Head bakers Polly Hunter and Sophie Kumar

Source: The Angel Bakery

(L-R) Head bakers Polly Hunter and Sophie Kumar

“It’s a fantastic opportunity for us to work with the network of producers we’ve built up, because the shop we’re moving to is so much bigger. It’s on the corner of the high street, which is quite high profile in Abergavenny’s space. The idea is to present customers with a general food store in the centre of town; something a bit different from a supermarket,” says Sophie Kumar, head baker at The Angel Bakery.

Kumar hopes to offer an “all-round shopping experience”. As such, the site will sell a small selection of store cupboard items supplemented by a butchery counter, cheese counter and bakery counter, with a central table of organic fruit, vegetables and nuts.

Farmhouse food producer Wild by Nature will run the butchery counter, while local grower Paul’s Organics and wholesaler Watson & Pratts are set to offer an array of vegetables.

In addition to the bakery’s usual product range – which includes long-fermentation sourdough loaves, focaccia, pain au chocolat, Danish pastries and baked doughnuts – popular Christmas items will also make an appearance. These include stollen, mince pies and biscuits.

The Angel Bakery stollen

Source: The Angel Bakery

Overcoming the odds

The new location is a big step up for The Angel Bakery, which up until now wholly operated from a tiny production and retail site at Lower Castle Street. Production will remain here as the high street store allows the bakery to overcome many of the challenges it faced at the start of the pandemic.

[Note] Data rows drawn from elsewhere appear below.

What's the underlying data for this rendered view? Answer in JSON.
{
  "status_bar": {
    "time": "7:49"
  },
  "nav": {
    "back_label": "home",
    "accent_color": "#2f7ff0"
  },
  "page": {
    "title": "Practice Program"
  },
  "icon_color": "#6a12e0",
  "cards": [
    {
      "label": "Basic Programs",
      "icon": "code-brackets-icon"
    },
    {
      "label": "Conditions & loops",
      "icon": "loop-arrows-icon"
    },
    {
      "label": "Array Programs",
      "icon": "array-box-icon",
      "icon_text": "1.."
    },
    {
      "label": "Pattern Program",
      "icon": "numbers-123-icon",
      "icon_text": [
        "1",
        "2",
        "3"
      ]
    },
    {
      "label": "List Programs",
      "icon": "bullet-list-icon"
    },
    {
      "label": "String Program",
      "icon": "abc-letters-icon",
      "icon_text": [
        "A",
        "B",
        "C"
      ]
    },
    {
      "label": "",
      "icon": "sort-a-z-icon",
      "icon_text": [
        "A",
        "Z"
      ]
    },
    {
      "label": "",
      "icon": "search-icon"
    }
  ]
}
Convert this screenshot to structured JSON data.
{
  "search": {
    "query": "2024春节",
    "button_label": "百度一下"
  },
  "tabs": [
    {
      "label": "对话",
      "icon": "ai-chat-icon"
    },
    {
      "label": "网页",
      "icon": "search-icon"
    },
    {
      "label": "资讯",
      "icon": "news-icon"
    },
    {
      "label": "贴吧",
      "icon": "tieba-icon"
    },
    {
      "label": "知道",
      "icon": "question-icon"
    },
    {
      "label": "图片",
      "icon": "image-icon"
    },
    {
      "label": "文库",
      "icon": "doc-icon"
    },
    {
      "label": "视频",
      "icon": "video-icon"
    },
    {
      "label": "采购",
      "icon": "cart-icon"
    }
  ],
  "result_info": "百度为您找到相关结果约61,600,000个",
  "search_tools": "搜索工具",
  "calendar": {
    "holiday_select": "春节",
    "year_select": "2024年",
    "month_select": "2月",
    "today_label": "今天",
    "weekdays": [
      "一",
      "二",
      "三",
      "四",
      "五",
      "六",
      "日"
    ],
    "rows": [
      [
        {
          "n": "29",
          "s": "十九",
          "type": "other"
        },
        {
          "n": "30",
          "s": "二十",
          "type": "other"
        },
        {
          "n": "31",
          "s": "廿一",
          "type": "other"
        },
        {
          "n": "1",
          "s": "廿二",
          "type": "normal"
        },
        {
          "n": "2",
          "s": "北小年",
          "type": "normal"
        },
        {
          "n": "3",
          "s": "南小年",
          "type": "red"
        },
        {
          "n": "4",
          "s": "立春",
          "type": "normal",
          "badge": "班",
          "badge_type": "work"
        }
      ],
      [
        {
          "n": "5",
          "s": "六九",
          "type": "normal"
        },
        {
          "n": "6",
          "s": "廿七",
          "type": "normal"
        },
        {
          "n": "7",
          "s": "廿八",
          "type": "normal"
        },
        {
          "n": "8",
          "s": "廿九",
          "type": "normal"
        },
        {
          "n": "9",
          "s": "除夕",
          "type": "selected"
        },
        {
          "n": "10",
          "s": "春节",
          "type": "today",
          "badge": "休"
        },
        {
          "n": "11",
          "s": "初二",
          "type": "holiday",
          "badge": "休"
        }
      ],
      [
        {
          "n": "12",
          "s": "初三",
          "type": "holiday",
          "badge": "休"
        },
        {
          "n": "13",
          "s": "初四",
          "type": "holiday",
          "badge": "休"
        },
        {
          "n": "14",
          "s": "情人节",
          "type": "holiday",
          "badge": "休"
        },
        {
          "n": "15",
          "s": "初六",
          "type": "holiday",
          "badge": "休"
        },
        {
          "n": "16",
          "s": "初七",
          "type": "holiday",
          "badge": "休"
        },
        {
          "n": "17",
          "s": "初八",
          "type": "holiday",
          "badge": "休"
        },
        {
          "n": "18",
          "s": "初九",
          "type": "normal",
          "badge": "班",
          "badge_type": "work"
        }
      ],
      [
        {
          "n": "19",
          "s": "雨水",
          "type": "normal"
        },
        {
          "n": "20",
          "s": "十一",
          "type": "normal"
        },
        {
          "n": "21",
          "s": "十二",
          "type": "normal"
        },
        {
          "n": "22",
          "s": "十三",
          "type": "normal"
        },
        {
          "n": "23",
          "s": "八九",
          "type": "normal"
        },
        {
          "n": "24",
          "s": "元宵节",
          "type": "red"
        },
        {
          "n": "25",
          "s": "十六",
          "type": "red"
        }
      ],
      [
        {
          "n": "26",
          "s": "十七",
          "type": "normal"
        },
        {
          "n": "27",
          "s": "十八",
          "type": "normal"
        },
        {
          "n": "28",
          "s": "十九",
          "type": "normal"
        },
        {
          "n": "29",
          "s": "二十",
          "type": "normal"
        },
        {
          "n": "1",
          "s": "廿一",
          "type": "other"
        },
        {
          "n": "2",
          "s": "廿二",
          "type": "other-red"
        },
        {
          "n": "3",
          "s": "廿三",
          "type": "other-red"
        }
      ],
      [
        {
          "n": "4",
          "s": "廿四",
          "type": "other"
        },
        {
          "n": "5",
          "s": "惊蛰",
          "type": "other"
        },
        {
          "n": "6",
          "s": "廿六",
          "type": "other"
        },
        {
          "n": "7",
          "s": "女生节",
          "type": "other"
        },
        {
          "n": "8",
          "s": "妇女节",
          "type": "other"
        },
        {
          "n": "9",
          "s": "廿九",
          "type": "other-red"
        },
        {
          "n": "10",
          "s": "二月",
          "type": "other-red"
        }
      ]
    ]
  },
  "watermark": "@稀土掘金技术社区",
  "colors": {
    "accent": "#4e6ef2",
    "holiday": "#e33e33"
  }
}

The decision was taken to close the bakery just before the first lockdown started, Kumar notes, as the team didn’t know how to safeguard it.

Instead, it pivoted to offer orders for collection and home deliveries on Wednesday and Saturday. The process, which was entirely analogue and handwritten, proved a challenge.

Bakers baking loaves

Source: The Angel Bakery

“We’d never had an online shop before,” she says. “Customers had an order form, which they emailed to us or submitted by phone. On the days before production, we were spending 16 hours creating tally systems of orders. That’s when we realised we had to sort out a better system than pen and paper.”

The team set up an online shop in a week. However, this didn’t completely solve the problem. Although they were relieved of a lot of admin, it was expensive, hard to control stock and unsuitable for deliveries in a rural environment.

The Angel Bakery decided to use a new provider in the form of food retailer platform FoodCommerce. This allowed the team to control stock on the website, upload orders directly to production in order to avoid wastage, create specific routes for delivery and use drivers’ time efficiently.

The Angel Bakery pain au chocolat

Source: The Angel Bakery

When the bakery opened back up in August, social distancing measures meant that only one customer was allowed in at a time. Trade is still a bit low, but passable, says Kumar.

This time, customers want the opportunity to leave the house and support independent stores, she adds.

“It means that unfortunately people are lined up in a queue outside. You feel a bit of pressure to have a fast shopping experience, which was not really the case before. We had people come in and interact with each other and the bakers. I think customers are looking forward to have conversations with people.”